§ **What you will do**: The records must be returned word for word.

Dataset rows for apps and sites
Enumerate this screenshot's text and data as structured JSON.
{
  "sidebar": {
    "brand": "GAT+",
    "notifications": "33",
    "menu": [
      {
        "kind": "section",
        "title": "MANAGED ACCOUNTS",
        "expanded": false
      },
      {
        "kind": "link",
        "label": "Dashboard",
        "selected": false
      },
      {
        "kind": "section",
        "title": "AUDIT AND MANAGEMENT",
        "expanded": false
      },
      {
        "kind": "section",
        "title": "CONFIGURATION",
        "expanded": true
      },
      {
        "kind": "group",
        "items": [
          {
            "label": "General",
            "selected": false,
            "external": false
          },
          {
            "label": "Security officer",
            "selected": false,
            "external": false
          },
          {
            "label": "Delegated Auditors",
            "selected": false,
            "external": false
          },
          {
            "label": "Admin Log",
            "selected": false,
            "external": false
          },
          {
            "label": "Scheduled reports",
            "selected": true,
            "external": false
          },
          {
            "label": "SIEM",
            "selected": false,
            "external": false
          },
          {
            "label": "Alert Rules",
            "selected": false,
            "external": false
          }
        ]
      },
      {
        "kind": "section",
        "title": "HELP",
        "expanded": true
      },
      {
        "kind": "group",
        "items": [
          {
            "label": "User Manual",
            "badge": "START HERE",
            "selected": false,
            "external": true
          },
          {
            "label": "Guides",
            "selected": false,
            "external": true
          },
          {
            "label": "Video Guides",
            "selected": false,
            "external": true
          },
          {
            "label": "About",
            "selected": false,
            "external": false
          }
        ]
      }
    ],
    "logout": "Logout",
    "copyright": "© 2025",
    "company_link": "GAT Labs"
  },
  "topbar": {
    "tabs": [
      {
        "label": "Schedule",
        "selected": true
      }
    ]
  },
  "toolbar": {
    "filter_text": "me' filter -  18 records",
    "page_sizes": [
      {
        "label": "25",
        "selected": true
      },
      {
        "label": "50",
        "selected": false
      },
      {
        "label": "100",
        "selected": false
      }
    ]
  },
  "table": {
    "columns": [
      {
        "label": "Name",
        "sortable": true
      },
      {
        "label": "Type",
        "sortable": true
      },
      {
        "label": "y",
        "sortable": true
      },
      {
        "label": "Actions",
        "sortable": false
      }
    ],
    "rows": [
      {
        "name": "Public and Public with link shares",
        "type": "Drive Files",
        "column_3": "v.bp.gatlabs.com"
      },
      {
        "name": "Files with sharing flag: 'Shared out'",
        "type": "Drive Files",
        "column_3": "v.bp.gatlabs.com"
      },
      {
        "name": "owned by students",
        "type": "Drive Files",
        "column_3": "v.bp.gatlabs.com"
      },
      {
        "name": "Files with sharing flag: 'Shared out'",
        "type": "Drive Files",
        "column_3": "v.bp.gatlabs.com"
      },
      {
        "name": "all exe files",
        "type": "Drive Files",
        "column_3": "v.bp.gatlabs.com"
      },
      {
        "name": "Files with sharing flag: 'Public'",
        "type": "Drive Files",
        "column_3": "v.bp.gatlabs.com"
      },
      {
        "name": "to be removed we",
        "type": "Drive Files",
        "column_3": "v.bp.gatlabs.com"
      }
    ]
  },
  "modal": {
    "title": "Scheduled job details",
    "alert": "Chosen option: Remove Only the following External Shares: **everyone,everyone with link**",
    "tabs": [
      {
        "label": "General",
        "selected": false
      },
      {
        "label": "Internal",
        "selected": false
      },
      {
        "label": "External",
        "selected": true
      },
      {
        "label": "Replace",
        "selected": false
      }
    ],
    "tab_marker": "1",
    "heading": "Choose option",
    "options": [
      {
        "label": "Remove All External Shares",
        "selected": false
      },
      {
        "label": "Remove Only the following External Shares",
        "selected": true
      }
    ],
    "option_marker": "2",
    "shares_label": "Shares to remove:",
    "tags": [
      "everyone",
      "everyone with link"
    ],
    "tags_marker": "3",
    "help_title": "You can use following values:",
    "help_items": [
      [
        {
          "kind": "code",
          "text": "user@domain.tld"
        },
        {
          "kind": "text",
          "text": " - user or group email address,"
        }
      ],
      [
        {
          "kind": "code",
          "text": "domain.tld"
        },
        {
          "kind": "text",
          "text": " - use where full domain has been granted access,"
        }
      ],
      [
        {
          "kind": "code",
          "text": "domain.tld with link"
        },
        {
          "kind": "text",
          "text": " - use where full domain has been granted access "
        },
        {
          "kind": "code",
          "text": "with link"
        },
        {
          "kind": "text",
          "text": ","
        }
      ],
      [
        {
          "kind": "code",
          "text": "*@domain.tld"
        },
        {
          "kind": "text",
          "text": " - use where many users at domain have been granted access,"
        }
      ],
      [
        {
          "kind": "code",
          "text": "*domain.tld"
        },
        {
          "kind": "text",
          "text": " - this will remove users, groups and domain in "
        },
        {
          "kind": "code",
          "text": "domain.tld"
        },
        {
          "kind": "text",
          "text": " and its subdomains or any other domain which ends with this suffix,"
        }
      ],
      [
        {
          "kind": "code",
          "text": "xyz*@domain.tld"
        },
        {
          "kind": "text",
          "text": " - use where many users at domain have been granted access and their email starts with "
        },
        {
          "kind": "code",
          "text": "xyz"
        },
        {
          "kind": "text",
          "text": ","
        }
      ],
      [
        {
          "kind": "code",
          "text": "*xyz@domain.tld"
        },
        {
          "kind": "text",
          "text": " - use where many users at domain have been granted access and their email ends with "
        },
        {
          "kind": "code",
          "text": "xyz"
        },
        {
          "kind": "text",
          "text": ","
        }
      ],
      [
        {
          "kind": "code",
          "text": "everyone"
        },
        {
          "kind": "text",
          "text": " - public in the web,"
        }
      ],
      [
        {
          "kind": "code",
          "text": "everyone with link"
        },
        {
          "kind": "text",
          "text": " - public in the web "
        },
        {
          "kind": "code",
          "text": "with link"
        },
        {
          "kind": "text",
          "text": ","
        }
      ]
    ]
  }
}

§ **Problem solution**:
Enumerate this screenshot's text and data as structured JSON.
{
  "sidebar": {
    "brand": "GAT+",
    "notifications": "33",
    "menu": [
      {
        "kind": "section",
        "title": "MANAGED ACCOUNTS",
        "expanded": false
      },
      {
        "kind": "link",
        "label": "Dashboard",
        "selected": false
      },
      {
        "kind": "section",
        "title": "AUDIT AND MANAGEMENT",
        "expanded": false
      },
      {
        "kind": "section",
        "title": "CONFIGURATION",
        "expanded": true
      },
      {
        "kind": "group",
        "items": [
          {
            "label": "General",
            "selected": false,
            "external": false
          },
          {
            "label": "Security officer",
            "selected": false,
            "external": false
          },
          {
            "label": "Delegated Auditors",
            "selected": false,
            "external": false
          },
          {
            "label": "Admin Log",
            "selected": false,
            "external": false
          },
          {
            "label": "Scheduled reports",
            "selected": true,
            "external": false
          },
          {
            "label": "SIEM",
            "selected": false,
            "external": false
          },
          {
            "label": "Alert Rules",
            "selected": false,
            "external": false
          }
        ]
      },
      {
        "kind": "section",
        "title": "HELP",
        "expanded": true
      },
      {
        "kind": "group",
        "items": [
          {
            "label": "User Manual",
            "badge": "START HERE",
            "selected": false,
            "external": true
          },
          {
            "label": "Guides",
            "selected": false,
            "external": true
          },
          {
            "label": "Video Guides",
            "selected": false,
            "external": true
          },
          {
            "label": "About",
            "selected": false,
            "external": false
          }
        ]
      }
    ],
    "logout": "Logout",
    "copyright": "© 2025",
    "company_link": "GAT Labs"
  },
  "topbar": {
    "tabs": [
      {
        "label": "Schedule",
        "selected": true
      }
    ]
  },
  "toolbar": {
    "filter_text": "me' filter -  18 records",
    "page_sizes": [
      {
        "label": "25",
        "selected": true
      },
      {
        "label": "50",
        "selected": false
      },
      {
        "label": "100",
        "selected": false
      }
    ]
  },
  "table": {
    "columns": [
      {
        "label": "Name",
        "sortable": true
      },
      {
        "label": "Type",
        "sortable": true
      },
      {
        "label": "y",
        "sortable": true
      },
      {
        "label": "Actions",
        "sortable": false
      }
    ],
    "rows": [
      {
        "name": "Public and Public with link shares",
        "type": "Drive Files",
        "column_3": "v.bp.gatlabs.com"
      },
      {
        "name": "Files with sharing flag: 'Shared out'",
        "type": "Drive Files",
        "column_3": "v.bp.gatlabs.com"
      },
      {
        "name": "owned by students",
        "type": "Drive Files",
        "column_3": "v.bp.gatlabs.com"
      },
      {
        "name": "Files with sharing flag: 'Shared out'",
        "type": "Drive Files",
        "column_3": "v.bp.gatlabs.com"
      },
      {
        "name": "all exe files",
        "type": "Drive Files",
        "column_3": "v.bp.gatlabs.com"
      },
      {
        "name": "Files with sharing flag: 'Public'",
        "type": "Drive Files",
        "column_3": "v.bp.gatlabs.com"
      },
      {
        "name": "to be removed we",
        "type": "Drive Files",
        "column_3": "v.bp.gatlabs.com"
      }
    ]
  },
  "modal": {
    "title": "Scheduled job details",
    "alert": "Chosen option: Remove Only the following External Shares: **everyone,everyone with link**",
    "tabs": [
      {
        "label": "General",
        "selected": false
      },
      {
        "label": "Internal",
        "selected": false
      },
      {
        "label": "External",
        "selected": true
      },
      {
        "label": "Replace",
        "selected": false
      }
    ],
    "tab_marker": "1",
    "heading": "Choose option",
    "options": [
      {
        "label": "Remove All External Shares",
        "selected": false
      },
      {
        "label": "Remove Only the following External Shares",
        "selected": true
      }
    ],
    "option_marker": "2",
    "shares_label": "Shares to remove:",
    "tags": [
      "everyone",
      "everyone with link"
    ],
    "tags_marker": "3",
    "help_title": "You can use following values:",
    "help_items": [
      [
        {
          "kind": "code",
          "text": "user@domain.tld"
        },
        {
          "kind": "text",
          "text": " - user or group email address,"
        }
      ],
      [
        {
          "kind": "code",
          "text": "domain.tld"
        },
        {
          "kind": "text",
          "text": " - use where full domain has been granted access,"
        }
      ],
      [
        {
          "kind": "code",
          "text": "domain.tld with link"
        },
        {
          "kind": "text",
          "text": " - use where full domain has been granted access "
        },
        {
          "kind": "code",
          "text": "with link"
        },
        {
          "kind": "text",
          "text": ","
        }
      ],
      [
        {
          "kind": "code",
          "text": "*@domain.tld"
        },
        {
          "kind": "text",
          "text": " - use where many users at domain have been granted access,"
        }
      ],
      [
        {
          "kind": "code",
          "text": "*domain.tld"
        },
        {
          "kind": "text",
          "text": " - this will remove users, groups and domain in "
        },
        {
          "kind": "code",
          "text": "domain.tld"
        },
        {
          "kind": "text",
          "text": " and its subdomains or any other domain which ends with this suffix,"
        }
      ],
      [
        {
          "kind": "code",
          "text": "xyz*@domain.tld"
        },
        {
          "kind": "text",
          "text": " - use where many users at domain have been granted access and their email starts with "
        },
        {
          "kind": "code",
          "text": "xyz"
        },
        {
          "kind": "text",
          "text": ","
        }
      ],
      [
        {
          "kind": "code",
          "text": "*xyz@domain.tld"
        },
        {
          "kind": "text",
          "text": " - use where many users at domain have been granted access and their email ends with "
        },
        {
          "kind": "code",
          "text": "xyz"
        },
        {
          "kind": "text",
          "text": ","
        }
      ],
      [
        {
          "kind": "code",
          "text": "everyone"
        },
        {
          "kind": "text",
          "text": " - public in the web,"
        }
      ],
      [
        {
          "kind": "code",
          "text": "everyone with link"
        },
        {
          "kind": "text",
          "text": " - public in the web "
        },
        {
          "kind": "code",
          "text": "with link"
        },
        {
          "kind": "text",
          "text": ","
        }
      ]
    ]
  }
}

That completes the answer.